The publication is a record of remarks made by Bill Bratton during his visit to the UK in November 2010 including a major speech to Policy Exchange. In the speech he described his experiences in reforming police organisations and fighting crime in New York and Los Angeles and the lessons it offers to police leaders everywhere.
Police Overtime Expenditure examines the significant variance in overtime between police forces in England & Wales.
This report explores the judicial landscape of the UK’s three supreme courts – in London, in Strasbourg and in Luxembourg (the European Court of Justice) – and the new human rights context in which the judiciary and politicians now operate.
Fitting the Crime: Reforming Community Sentences exposes how community sentences are failing to properly penalise or deter offenders and do not command public trust.
Carter But Smarter warns that the official reoffending rate is unsafe.

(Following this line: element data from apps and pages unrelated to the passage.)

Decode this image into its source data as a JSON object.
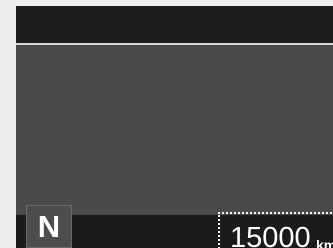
{
  "display": {
    "gear": "N",
    "odometer": {
      "value": "15000",
      "unit": "km"
    }
  }
}
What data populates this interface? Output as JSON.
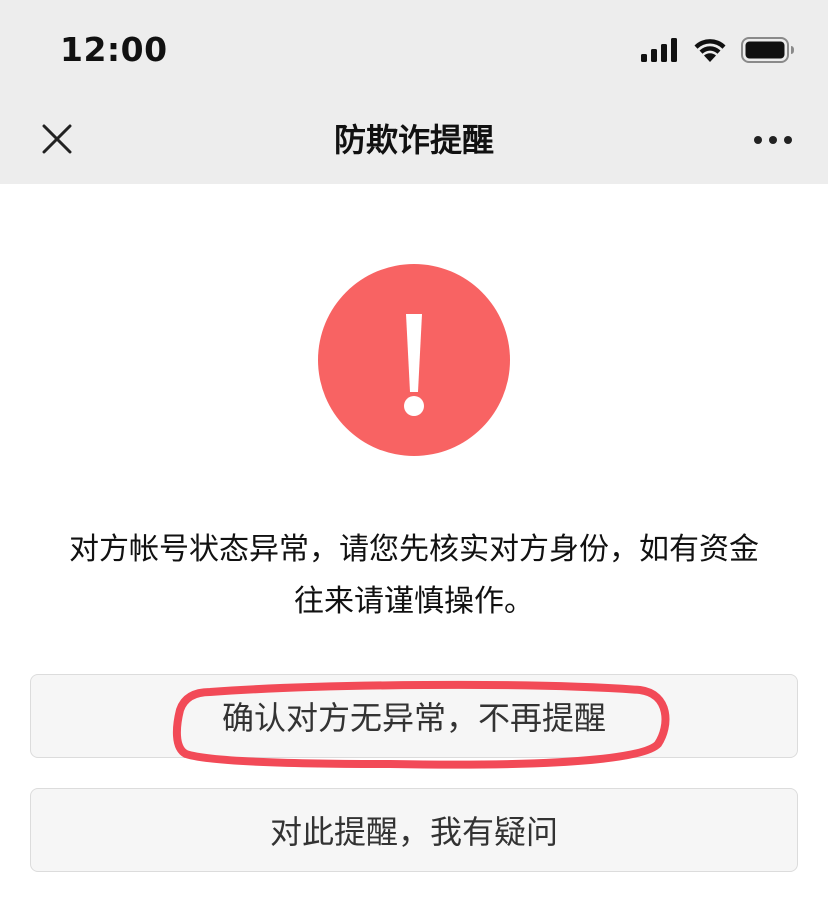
{
  "status_bar": {
    "time": "12:00",
    "icons": [
      "signal-icon",
      "wifi-icon",
      "battery-icon"
    ]
  },
  "nav": {
    "title": "防欺诈提醒",
    "close_icon": "close-icon",
    "more_icon": "more-icon"
  },
  "warning": {
    "icon": "exclamation-icon",
    "color": "#f86363"
  },
  "message": {
    "line1": "对方帐号状态异常，请您先核实对方身份，如有资金",
    "line2": "往来请谨慎操作。"
  },
  "buttons": {
    "confirm_label": "确认对方无异常，不再提醒",
    "question_label": "对此提醒，我有疑问"
  },
  "annotation": {
    "highlight_color": "#f24a57"
  }
}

It recommends a radical shake-up of the criminal justice system in order to truly reduce reoffending, including the abolition of the regional structure of the National Offender Management Service (NOMS) and the introduction of new public-private partnerships to reduce crime and recidivism.
A State of Disorder contends that while some limited progress has been made in tackling anti social behaviour, there are a host of weaknesses with the government’s approach.
This report contends that there are a series of fundamental problems with the way the issue of drugs in prisons is approached – and that despite repeated warning signs, the Prison Service appears destined to continue down the same failed path.
Fighting Fraud and Financial Crime, recommends the consolidation of existing investigation and prosecution powers from the disparate agencies involved into a single new ‘Financial Crimes Enforcement Agency’, overseen by the Attorney General.
Partners in Crime calls for the introduction of elected police heads, responsible for meeting the needs of local people and revitalising the relationship between the police and the public.
This report seeks to identify strategies that reformers can utilise to spread problem-solving justice as broadly as possible in a time of shrinking resources.